The federal government established rules to ensure that former spouses of military services members receive certain military benefits and pay upon divorce. The rules within the Uniformed Services Former Spouse Protection Act (USFSPA) grant a Maryland court the ability to divorce a military couple. Under certain circumstances, former spouses may be paid directly their share of a service member’s retirement pay.
Military retired pay and divorce
The USFSPA does not require a state court to divide a service member’s retired pay with a former spouse. However, under certain circumstances, a court may do so in order to enable a fair and equitable divorce settlement or if the divorcing spouses have agreed to it. A court may order a portion of retired pay to be directed to the former spouse for child support or alimony.

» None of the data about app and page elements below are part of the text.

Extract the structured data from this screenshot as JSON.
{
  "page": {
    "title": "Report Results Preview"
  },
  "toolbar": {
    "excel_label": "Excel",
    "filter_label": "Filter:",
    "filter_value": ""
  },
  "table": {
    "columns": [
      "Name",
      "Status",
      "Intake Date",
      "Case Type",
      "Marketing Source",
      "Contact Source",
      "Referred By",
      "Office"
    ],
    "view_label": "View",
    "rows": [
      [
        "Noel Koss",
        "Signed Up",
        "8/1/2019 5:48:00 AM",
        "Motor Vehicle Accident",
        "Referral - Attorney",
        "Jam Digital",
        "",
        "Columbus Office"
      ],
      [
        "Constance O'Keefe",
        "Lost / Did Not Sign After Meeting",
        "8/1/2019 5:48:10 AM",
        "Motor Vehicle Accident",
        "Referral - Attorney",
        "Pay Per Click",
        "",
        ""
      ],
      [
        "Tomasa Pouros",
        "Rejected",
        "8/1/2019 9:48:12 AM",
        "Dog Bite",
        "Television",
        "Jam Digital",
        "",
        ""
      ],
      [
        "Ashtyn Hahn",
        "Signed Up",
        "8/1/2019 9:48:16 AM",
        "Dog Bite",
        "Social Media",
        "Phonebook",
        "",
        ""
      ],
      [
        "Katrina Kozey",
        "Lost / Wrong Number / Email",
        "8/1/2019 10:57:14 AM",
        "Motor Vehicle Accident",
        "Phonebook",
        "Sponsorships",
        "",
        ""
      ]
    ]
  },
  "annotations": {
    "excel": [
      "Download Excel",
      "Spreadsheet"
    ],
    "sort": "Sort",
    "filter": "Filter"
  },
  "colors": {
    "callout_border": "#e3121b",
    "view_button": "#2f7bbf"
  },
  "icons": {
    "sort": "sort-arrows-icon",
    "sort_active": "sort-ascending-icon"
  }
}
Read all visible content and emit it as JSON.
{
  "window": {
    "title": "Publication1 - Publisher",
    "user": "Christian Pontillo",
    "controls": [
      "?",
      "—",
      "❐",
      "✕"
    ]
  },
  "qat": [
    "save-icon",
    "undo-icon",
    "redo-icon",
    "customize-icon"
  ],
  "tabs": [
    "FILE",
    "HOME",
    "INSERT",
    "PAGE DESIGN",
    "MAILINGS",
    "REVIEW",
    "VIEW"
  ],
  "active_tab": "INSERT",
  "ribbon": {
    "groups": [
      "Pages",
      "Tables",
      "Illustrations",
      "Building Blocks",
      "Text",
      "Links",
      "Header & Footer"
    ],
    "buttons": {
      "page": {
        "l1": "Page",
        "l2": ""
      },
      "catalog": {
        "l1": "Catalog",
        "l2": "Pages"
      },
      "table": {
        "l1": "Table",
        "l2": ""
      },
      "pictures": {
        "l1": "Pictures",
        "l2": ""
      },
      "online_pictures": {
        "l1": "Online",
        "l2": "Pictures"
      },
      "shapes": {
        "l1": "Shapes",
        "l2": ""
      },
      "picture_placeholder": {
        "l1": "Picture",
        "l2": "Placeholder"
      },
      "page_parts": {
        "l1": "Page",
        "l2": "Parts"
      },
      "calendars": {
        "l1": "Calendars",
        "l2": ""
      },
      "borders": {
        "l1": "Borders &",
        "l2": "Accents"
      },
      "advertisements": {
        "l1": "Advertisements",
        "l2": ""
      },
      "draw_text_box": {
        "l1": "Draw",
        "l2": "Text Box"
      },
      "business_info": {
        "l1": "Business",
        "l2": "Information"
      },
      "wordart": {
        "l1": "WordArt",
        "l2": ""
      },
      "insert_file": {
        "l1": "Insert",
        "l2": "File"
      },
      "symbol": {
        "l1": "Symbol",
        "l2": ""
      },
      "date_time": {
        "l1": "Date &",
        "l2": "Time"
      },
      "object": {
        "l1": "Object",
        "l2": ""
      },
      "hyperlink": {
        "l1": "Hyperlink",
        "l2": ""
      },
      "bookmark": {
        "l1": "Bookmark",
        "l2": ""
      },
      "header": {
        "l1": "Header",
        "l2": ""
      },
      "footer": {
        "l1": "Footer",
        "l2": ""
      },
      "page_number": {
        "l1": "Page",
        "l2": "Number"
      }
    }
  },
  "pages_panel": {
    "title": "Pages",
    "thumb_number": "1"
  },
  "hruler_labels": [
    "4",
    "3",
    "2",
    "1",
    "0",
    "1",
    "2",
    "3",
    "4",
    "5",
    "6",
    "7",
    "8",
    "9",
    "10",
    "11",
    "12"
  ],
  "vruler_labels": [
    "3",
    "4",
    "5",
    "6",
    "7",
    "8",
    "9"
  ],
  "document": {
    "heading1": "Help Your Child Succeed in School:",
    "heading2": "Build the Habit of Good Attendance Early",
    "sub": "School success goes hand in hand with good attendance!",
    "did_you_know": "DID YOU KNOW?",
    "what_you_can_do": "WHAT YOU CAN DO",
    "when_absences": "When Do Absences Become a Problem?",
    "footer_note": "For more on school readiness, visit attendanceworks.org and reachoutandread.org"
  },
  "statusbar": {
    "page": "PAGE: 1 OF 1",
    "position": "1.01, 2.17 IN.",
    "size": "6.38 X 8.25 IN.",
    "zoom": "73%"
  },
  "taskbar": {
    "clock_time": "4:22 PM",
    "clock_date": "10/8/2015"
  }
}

Military retired pay as marital property
The terms of the USFSPA leave decisions about military retired pay in the hands of a state court. The act does not propose a formula or restrict the amount of retired pay a former spouse might receive. These questions are to be decided by state law where the people live just as would happen in a nonmilitary divorce.
Unlike when retired pay is seen as income that may be available to pay child or spousal support, the pay may be viewed as property to be divided when a marriage lasts at least 10 years. During a marriage of at least 10 years, the service member must have been in the military for at least 10 years.
Other military benefits for former spouses
In a divorce, some former spouses may qualify for continued access to military medical care, which could be quite valuable. A former spouse could also remain eligible to use a military exchange and commissary.